*Task directions:*
Only the number is needed: how many lines of the records include "小得盈满"?

------------------------------------------------------------

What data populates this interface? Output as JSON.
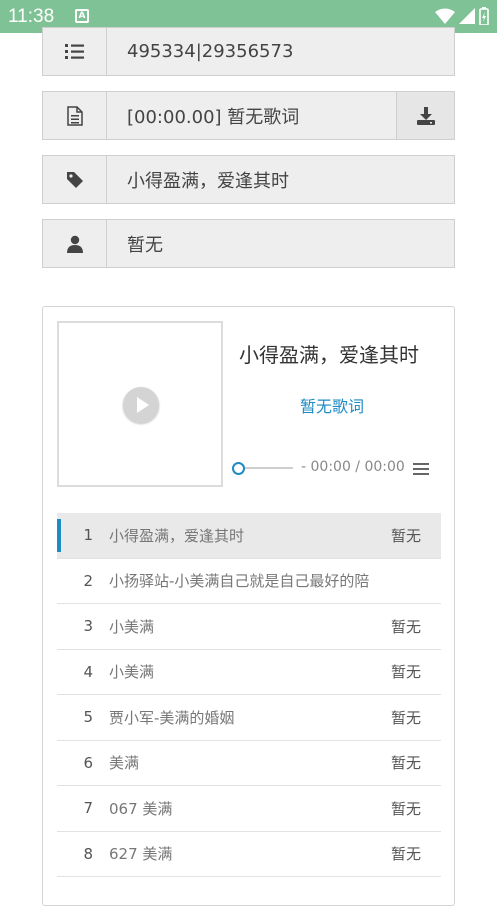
{
  "status": {
    "time": "11:38",
    "notif_letter": "A"
  },
  "fields": {
    "id_value": "495334|29356573",
    "lyric_value": "[00:00.00] 暂无歌词",
    "title_value": "小得盈满，爱逢其时",
    "artist_value": "暂无"
  },
  "player": {
    "title": "小得盈满，爱逢其时",
    "lyric": "暂无歌词",
    "time": "- 00:00 / 00:00"
  },
  "playlist": [
    {
      "num": "1",
      "name": "小得盈满，爱逢其时",
      "artist": "暂无"
    },
    {
      "num": "2",
      "name": "小扬驿站-小美满自己就是自己最好的陪",
      "artist": ""
    },
    {
      "num": "3",
      "name": "小美满",
      "artist": "暂无"
    },
    {
      "num": "4",
      "name": "小美满",
      "artist": "暂无"
    },
    {
      "num": "5",
      "name": "贾小军-美满的婚姻",
      "artist": "暂无"
    },
    {
      "num": "6",
      "name": "美满",
      "artist": "暂无"
    },
    {
      "num": "7",
      "name": "067 美满",
      "artist": "暂无"
    },
    {
      "num": "8",
      "name": "627 美满",
      "artist": "暂无"
    }
  ],
  "colors": {
    "accent": "#1e8bc3",
    "statusbar": "#7fc295"
  }
}
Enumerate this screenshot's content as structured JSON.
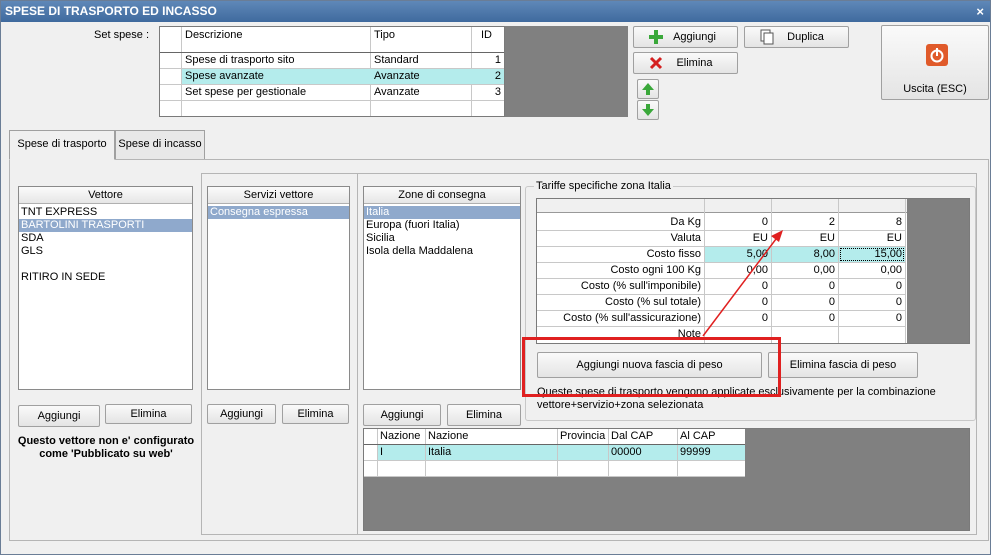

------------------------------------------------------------

*Answer:*
3